Exercise description: The answer should consist of every line in the material below that has the word "provider".

Information:
========================================

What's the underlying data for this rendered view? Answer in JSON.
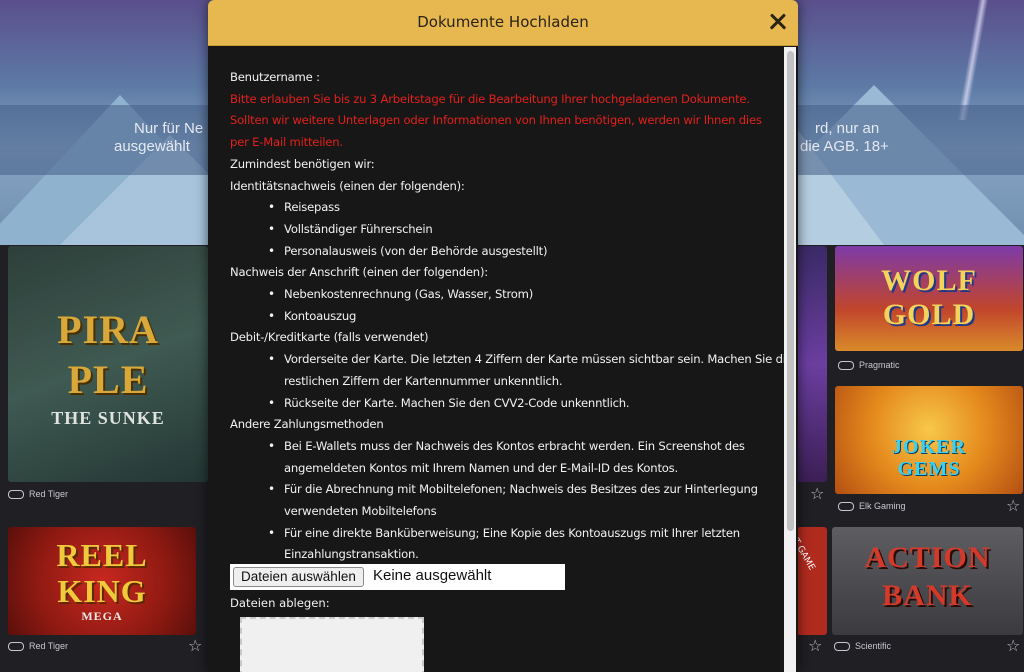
{
  "background": {
    "notice_left_line1": "Nur für Ne",
    "notice_left_line2": "ausgewählt",
    "notice_right_line1": "rd, nur an",
    "notice_right_line2": "die AGB. 18+",
    "tiles": {
      "pirate": {
        "title1": "PIRA",
        "title2": "PLE",
        "subtitle": "THE SUNKE",
        "provider": "Red Tiger"
      },
      "wolf": {
        "title1": "WOLF",
        "title2": "GOLD",
        "provider": "Pragmatic"
      },
      "joker": {
        "title1": "JOKER",
        "title2": "GEMS",
        "provider": "Elk Gaming"
      },
      "reel": {
        "title1": "REEL",
        "title2": "KING",
        "title3": "MEGA",
        "provider": "Red Tiger"
      },
      "action": {
        "title1": "ACTION",
        "title2": "BANK",
        "provider": "Scientific"
      },
      "partial_label": "T GAME"
    }
  },
  "modal": {
    "title": "Dokumente Hochladen",
    "username_label": "Benutzername :",
    "notice_lines": [
      "Bitte erlauben Sie bis zu 3 Arbeitstage für die Bearbeitung Ihrer hochgeladenen Dokumente.",
      "Sollten wir weitere Unterlagen oder Informationen von Ihnen benötigen, werden wir Ihnen dies",
      "per E-Mail mitteilen."
    ],
    "min_required": "Zumindest benötigen wir:",
    "identity_heading": "Identitätsnachweis (einen der folgenden):",
    "identity_items": [
      "Reisepass",
      "Vollständiger Führerschein",
      "Personalausweis (von der Behörde ausgestellt)"
    ],
    "address_heading": "Nachweis der Anschrift (einen der folgenden):",
    "address_items": [
      "Nebenkostenrechnung (Gas, Wasser, Strom)",
      "Kontoauszug"
    ],
    "card_heading": "Debit-/Kreditkarte (falls verwendet)",
    "card_items": [
      {
        "l1": "Vorderseite der Karte. Die letzten 4 Ziffern der Karte müssen sichtbar sein. Machen Sie die",
        "l2": "restlichen Ziffern der Kartennummer unkenntlich."
      },
      {
        "l1": "Rückseite der Karte. Machen Sie den CVV2-Code unkenntlich."
      }
    ],
    "other_heading": "Andere Zahlungsmethoden",
    "other_items": [
      {
        "l1": "Bei E-Wallets muss der Nachweis des Kontos erbracht werden. Ein Screenshot des",
        "l2": "angemeldeten Kontos mit Ihrem Namen und der E-Mail-ID des Kontos."
      },
      {
        "l1": "Für die Abrechnung mit Mobiltelefonen; Nachweis des Besitzes des zur Hinterlegung",
        "l2": "verwendeten Mobiltelefons"
      },
      {
        "l1": "Für eine direkte Banküberweisung; Eine Kopie des Kontoauszugs mit Ihrer letzten",
        "l2": "Einzahlungstransaktion."
      }
    ],
    "file_button": "Dateien auswählen",
    "file_status": "Keine ausgewählt",
    "drop_label": "Dateien ablegen:"
  },
  "colors": {
    "header": "#e7b750",
    "modal_bg": "#171717",
    "notice_red": "#e2211c"
  }
}
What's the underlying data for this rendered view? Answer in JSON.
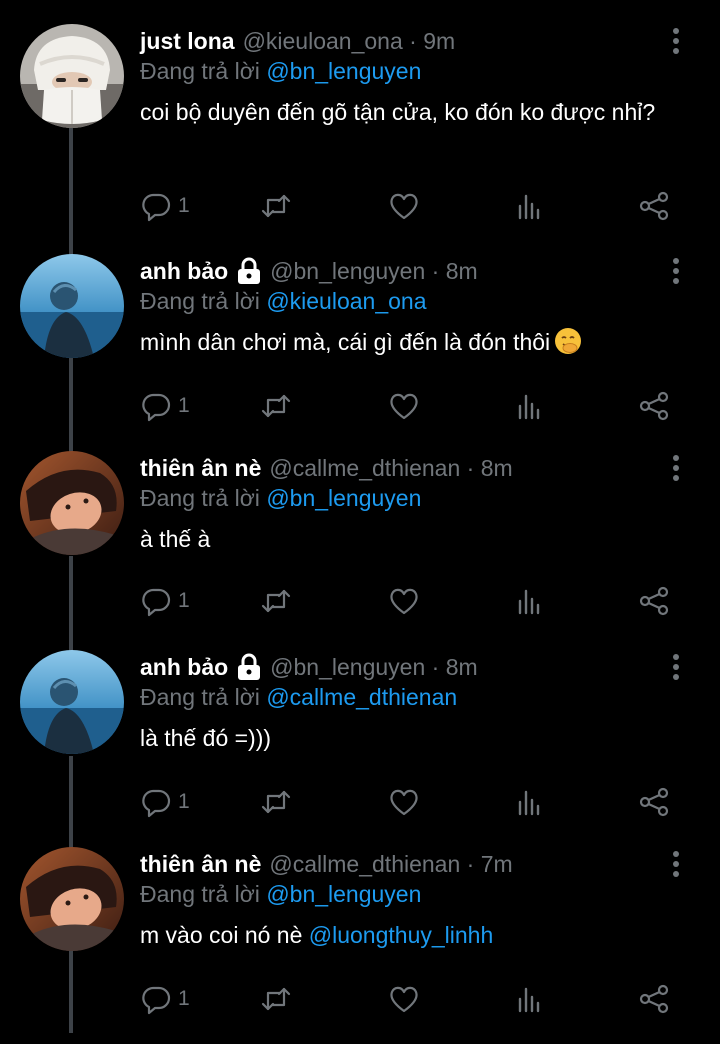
{
  "reply_prefix": "Đang trả lời",
  "colors": {
    "background": "#000000",
    "accent": "#1d9bf0",
    "muted": "#71767b",
    "text": "#ffffff"
  },
  "icons": [
    "more-vertical-icon",
    "reply-icon",
    "retweet-icon",
    "like-icon",
    "analytics-icon",
    "share-icon",
    "lock-icon",
    "hand-over-mouth-emoji"
  ],
  "tweets": [
    {
      "name": "just lona",
      "locked": false,
      "handle": "@kieuloan_ona",
      "time": "9m",
      "reply_to": "@bn_lenguyen",
      "text": "coi bộ duyên đến gõ tận cửa, ko đón ko được nhỉ?",
      "text_mention": "",
      "emoji": false,
      "reply_count": "1",
      "avatar": "white-fur-hat"
    },
    {
      "name": "anh bảo",
      "locked": true,
      "handle": "@bn_lenguyen",
      "time": "8m",
      "reply_to": "@kieuloan_ona",
      "text": "mình dân chơi mà, cái gì đến là đón thôi",
      "text_mention": "",
      "emoji": true,
      "reply_count": "1",
      "avatar": "blue-sea"
    },
    {
      "name": "thiên ân nè",
      "locked": false,
      "handle": "@callme_dthienan",
      "time": "8m",
      "reply_to": "@bn_lenguyen",
      "text": "à thế à",
      "text_mention": "",
      "emoji": false,
      "reply_count": "1",
      "avatar": "warm-portrait"
    },
    {
      "name": "anh bảo",
      "locked": true,
      "handle": "@bn_lenguyen",
      "time": "8m",
      "reply_to": "@callme_dthienan",
      "text": "là thế đó =)))",
      "text_mention": "",
      "emoji": false,
      "reply_count": "1",
      "avatar": "blue-sea"
    },
    {
      "name": "thiên ân nè",
      "locked": false,
      "handle": "@callme_dthienan",
      "time": "7m",
      "reply_to": "@bn_lenguyen",
      "text": "m vào coi nó nè ",
      "text_mention": "@luongthuy_linhh",
      "emoji": false,
      "reply_count": "1",
      "avatar": "warm-portrait"
    }
  ]
}
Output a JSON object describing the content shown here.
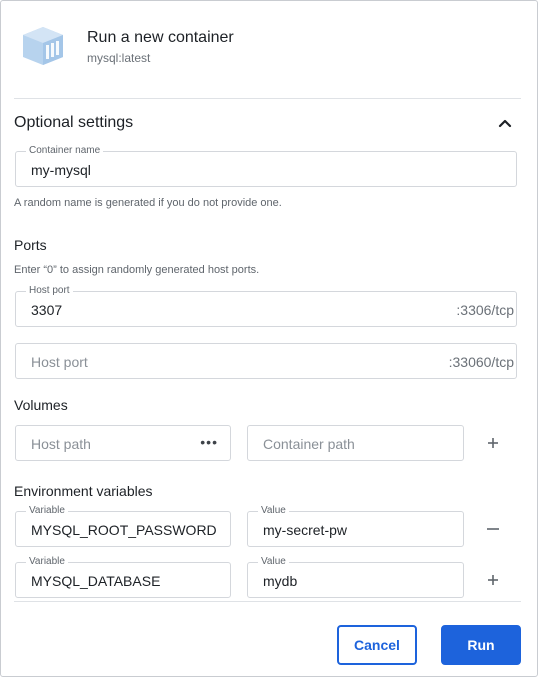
{
  "header": {
    "title": "Run a new container",
    "image_name": "mysql:latest",
    "icon": "docker-image-icon"
  },
  "optional": {
    "title": "Optional settings",
    "collapse_icon": "chevron-up-icon",
    "container_name_label": "Container name",
    "container_name_value": "my-mysql",
    "container_name_hint": "A random name is generated if you do not provide one."
  },
  "ports": {
    "heading": "Ports",
    "hint": "Enter “0” to assign randomly generated host ports.",
    "rows": [
      {
        "label": "Host port",
        "value": "3307",
        "container_port": ":3306/tcp"
      },
      {
        "placeholder": "Host port",
        "container_port": ":33060/tcp"
      }
    ]
  },
  "volumes": {
    "heading": "Volumes",
    "host_placeholder": "Host path",
    "browse_icon": "more-horizontal-icon",
    "container_placeholder": "Container path",
    "add_icon": "plus-icon"
  },
  "env": {
    "heading": "Environment variables",
    "variable_label": "Variable",
    "value_label": "Value",
    "rows": [
      {
        "variable": "MYSQL_ROOT_PASSWORD",
        "value": "my-secret-pw",
        "action_icon": "minus-icon"
      },
      {
        "variable": "MYSQL_DATABASE",
        "value": "mydb",
        "action_icon": "plus-icon"
      }
    ]
  },
  "footer": {
    "cancel_label": "Cancel",
    "run_label": "Run"
  },
  "colors": {
    "accent": "#1d63dc",
    "icon_blue": "#b7d3ee",
    "border": "#d4d7dc"
  }
}
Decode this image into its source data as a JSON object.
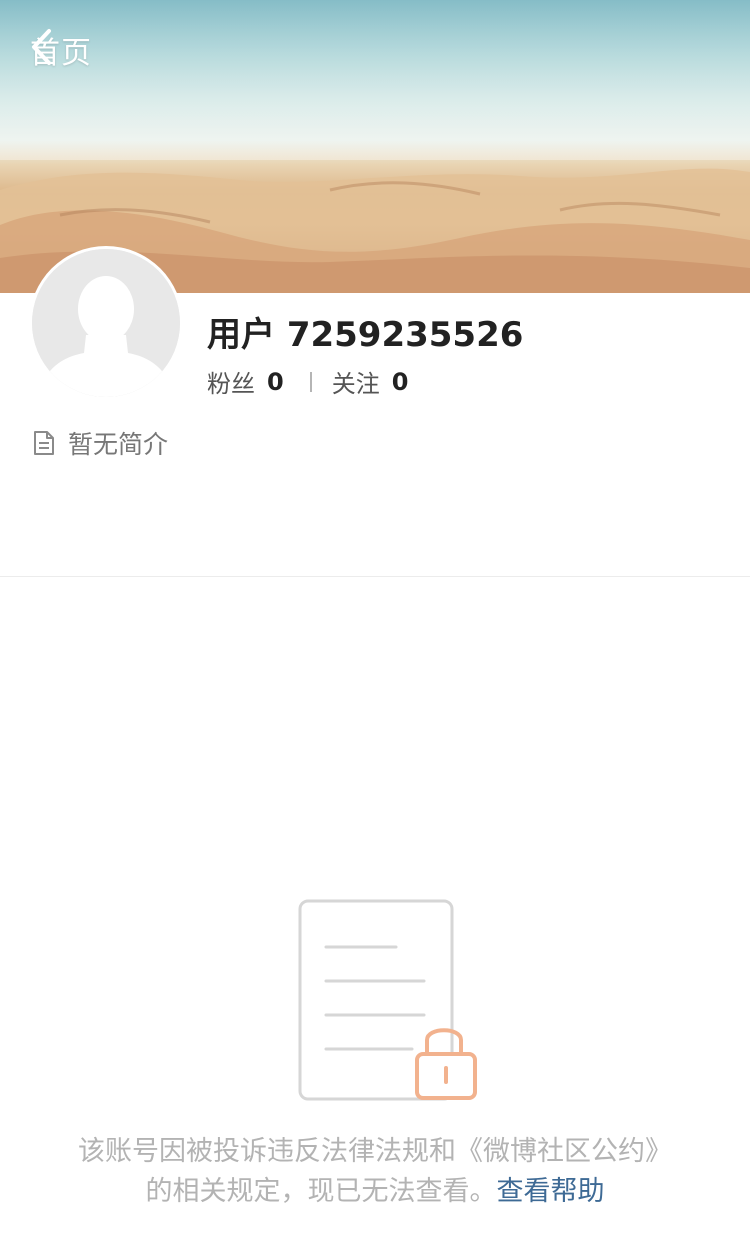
{
  "nav": {
    "back_label": "首页"
  },
  "profile": {
    "username": "用户 7259235526",
    "followers_label": "粉丝",
    "followers_count": "0",
    "following_label": "关注",
    "following_count": "0",
    "bio": "暂无简介"
  },
  "notice": {
    "message": "该账号因被投诉违反法律法规和《微博社区公约》的相关规定，现已无法查看。",
    "help_link": "查看帮助"
  },
  "colors": {
    "link": "#3e6a95",
    "lock": "#f2b28e",
    "notice_text": "#b3b3b3"
  }
}
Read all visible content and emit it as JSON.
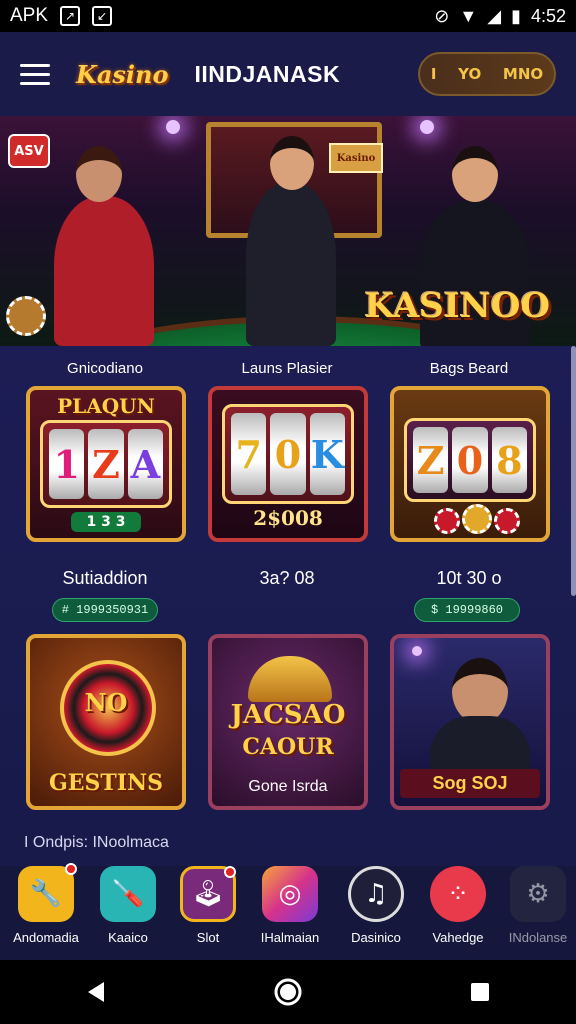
{
  "status_bar": {
    "carrier": "APK",
    "time": "4:52"
  },
  "header": {
    "logo": "Kasino",
    "title": "IINDJANASK",
    "pill_left": "I",
    "pill_mid": "YO",
    "pill_right": "MNO"
  },
  "hero": {
    "badge": "ASV",
    "logo": "KASINOO",
    "board_text": "Kasino"
  },
  "games_row1": [
    {
      "label": "Gnicodiano",
      "tile_title": "PLAQUN",
      "reels": [
        "1",
        "Z",
        "A"
      ],
      "footer": "1 3 3",
      "caption": "Sutiaddion",
      "pill": "# 1999350931"
    },
    {
      "label": "Launs Plasier",
      "tile_title": "",
      "reels": [
        "7",
        "0",
        "K"
      ],
      "footer": "2$008",
      "caption": "3a? 08",
      "pill": ""
    },
    {
      "label": "Bags Beard",
      "tile_title": "",
      "reels": [
        "Z",
        "0",
        "8"
      ],
      "footer": "",
      "caption": "10t 30 o",
      "pill": "$ 19999860"
    }
  ],
  "games_row2": [
    {
      "main": "NO",
      "footer": "GESTINS"
    },
    {
      "main": "JACSAO",
      "sub": "CAOUR",
      "footer": "Gone Isrda"
    },
    {
      "footer": "Sog SOJ"
    }
  ],
  "section_label": "I Ondpis: INoolmaca",
  "dock": [
    {
      "label": "Andomadia",
      "icon": "wrench-icon",
      "color": "#f2b61c",
      "dot": true
    },
    {
      "label": "Kaaico",
      "icon": "tool-icon",
      "color": "#2ab5b5",
      "dot": false
    },
    {
      "label": "Slot",
      "icon": "joystick-icon",
      "color": "#7a2a7a",
      "dot": true
    },
    {
      "label": "IHalmaian",
      "icon": "camera-icon",
      "color": "#d6338a",
      "dot": false
    },
    {
      "label": "Dasinico",
      "icon": "music-note-icon",
      "color": "#1f1f3a",
      "dot": false
    },
    {
      "label": "Vahedge",
      "icon": "dots-icon",
      "color": "#e83a4a",
      "dot": false
    },
    {
      "label": "INdolanse",
      "icon": "gear-icon",
      "color": "#2c2f45",
      "dot": false
    }
  ]
}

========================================

Exercise result:
        "provider": "Red Tiger"
        "provider": "Pragmatic"
        "provider": "Elk Gaming"
        "provider": "Red Tiger"
        "provider": "Scientific"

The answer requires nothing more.